In the material below, find every line with "selected" and pull it out.

• _PROVIDED DATA_
=====

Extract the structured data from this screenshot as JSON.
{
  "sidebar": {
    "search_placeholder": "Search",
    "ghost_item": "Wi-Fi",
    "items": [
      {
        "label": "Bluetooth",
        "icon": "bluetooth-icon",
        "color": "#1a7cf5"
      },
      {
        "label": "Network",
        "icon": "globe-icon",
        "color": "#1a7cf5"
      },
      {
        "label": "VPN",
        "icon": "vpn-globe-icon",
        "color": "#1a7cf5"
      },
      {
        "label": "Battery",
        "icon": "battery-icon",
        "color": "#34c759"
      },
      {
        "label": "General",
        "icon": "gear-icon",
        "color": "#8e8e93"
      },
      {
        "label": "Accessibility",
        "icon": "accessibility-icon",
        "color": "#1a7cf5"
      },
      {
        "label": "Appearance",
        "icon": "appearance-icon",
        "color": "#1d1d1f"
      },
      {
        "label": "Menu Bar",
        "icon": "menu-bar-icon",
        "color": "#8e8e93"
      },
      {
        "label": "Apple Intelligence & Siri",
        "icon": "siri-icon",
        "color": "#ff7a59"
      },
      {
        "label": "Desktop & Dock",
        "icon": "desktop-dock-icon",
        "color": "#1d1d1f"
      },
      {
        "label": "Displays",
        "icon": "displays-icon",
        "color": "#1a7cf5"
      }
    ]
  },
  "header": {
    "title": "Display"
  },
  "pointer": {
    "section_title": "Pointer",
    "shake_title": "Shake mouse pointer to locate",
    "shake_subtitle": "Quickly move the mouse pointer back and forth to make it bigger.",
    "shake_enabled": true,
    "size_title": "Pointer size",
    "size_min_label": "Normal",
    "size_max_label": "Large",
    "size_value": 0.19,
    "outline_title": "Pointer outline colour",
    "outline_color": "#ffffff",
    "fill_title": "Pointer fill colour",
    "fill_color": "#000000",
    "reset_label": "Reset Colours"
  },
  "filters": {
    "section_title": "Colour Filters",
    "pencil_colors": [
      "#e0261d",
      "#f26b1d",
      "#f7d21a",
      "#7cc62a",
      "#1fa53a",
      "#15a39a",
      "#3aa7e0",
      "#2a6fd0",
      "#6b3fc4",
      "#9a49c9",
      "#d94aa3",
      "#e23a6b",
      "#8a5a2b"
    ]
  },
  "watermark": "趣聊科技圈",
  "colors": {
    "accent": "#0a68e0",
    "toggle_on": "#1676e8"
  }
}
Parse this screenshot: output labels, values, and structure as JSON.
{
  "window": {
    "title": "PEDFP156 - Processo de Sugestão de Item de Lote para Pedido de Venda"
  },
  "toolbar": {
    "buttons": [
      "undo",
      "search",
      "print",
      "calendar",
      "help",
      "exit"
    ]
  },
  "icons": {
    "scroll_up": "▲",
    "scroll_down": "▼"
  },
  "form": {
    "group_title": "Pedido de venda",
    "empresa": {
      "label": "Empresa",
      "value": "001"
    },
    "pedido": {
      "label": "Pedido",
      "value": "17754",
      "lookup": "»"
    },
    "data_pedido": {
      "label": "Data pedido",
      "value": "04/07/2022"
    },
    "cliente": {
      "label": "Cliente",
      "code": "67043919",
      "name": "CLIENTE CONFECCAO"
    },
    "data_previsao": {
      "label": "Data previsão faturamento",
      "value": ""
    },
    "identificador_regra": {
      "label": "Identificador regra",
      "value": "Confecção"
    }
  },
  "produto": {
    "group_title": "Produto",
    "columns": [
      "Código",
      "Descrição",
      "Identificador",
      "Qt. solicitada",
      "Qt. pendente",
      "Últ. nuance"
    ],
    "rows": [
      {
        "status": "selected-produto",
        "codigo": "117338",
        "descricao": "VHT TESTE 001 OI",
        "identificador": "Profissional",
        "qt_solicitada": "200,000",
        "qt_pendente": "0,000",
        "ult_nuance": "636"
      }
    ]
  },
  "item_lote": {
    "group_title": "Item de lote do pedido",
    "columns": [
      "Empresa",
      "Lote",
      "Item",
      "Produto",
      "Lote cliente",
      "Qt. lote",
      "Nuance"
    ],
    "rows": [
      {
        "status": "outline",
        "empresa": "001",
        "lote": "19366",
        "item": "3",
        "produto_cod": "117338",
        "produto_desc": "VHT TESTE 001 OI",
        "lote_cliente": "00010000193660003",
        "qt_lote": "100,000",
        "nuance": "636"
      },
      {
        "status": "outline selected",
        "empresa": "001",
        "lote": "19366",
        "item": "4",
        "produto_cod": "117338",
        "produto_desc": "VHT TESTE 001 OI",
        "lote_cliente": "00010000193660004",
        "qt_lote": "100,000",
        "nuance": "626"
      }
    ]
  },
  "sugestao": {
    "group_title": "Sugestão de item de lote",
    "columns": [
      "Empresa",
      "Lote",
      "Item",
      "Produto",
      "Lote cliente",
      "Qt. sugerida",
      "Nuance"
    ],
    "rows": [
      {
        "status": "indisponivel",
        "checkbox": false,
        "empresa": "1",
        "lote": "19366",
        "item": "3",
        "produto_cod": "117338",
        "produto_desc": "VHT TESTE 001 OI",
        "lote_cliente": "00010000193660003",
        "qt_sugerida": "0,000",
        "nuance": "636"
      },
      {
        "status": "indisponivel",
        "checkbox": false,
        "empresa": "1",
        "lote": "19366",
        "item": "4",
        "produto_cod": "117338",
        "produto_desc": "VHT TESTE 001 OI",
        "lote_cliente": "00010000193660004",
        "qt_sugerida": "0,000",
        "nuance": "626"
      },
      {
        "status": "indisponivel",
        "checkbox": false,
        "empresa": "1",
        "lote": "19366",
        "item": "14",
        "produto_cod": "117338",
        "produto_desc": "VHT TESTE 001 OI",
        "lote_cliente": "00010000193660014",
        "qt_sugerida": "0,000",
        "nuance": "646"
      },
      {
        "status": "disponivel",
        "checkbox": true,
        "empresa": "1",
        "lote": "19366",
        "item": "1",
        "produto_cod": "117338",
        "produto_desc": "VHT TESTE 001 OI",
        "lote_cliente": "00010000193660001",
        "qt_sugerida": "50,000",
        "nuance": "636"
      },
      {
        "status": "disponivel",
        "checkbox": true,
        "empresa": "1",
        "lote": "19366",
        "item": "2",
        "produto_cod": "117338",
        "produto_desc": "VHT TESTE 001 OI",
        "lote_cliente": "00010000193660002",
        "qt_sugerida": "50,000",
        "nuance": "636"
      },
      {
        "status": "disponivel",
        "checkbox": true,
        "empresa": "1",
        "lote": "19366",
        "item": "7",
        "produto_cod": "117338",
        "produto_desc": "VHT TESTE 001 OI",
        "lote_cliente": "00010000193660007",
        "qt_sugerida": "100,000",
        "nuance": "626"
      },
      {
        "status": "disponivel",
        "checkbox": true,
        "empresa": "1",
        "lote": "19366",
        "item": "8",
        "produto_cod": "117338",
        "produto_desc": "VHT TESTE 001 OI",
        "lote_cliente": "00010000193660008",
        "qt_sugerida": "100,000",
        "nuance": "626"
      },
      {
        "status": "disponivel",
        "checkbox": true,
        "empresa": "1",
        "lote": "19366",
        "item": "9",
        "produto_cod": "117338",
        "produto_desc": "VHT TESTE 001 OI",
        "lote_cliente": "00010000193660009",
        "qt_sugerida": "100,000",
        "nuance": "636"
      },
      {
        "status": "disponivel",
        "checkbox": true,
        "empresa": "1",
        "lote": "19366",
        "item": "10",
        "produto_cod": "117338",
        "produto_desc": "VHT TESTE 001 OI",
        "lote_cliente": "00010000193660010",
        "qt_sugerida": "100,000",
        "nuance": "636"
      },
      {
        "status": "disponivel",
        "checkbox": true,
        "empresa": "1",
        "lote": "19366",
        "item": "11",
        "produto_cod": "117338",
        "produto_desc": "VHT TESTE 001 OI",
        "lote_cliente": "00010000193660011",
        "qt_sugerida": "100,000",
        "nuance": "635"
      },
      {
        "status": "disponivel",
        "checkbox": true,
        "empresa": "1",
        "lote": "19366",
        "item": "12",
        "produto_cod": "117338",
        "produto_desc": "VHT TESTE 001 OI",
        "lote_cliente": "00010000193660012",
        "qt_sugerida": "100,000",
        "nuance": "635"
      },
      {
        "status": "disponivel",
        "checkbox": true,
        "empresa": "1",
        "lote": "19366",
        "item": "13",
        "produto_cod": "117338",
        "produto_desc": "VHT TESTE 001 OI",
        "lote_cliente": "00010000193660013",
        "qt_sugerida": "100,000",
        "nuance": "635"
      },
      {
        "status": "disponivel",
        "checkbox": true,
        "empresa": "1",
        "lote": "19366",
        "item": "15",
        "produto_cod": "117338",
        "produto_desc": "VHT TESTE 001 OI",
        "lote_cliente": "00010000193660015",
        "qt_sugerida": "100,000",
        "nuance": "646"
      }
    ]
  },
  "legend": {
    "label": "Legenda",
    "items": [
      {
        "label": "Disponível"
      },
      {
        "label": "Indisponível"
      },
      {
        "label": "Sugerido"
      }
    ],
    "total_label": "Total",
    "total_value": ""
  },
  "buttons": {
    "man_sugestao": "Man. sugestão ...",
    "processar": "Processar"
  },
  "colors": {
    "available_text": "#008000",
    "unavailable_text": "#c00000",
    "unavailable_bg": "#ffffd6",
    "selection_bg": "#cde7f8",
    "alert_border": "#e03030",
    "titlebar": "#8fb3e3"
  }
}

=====

• _EXERCISE OUTPUT_
        "status": "selected-produto",
        "status": "outline selected",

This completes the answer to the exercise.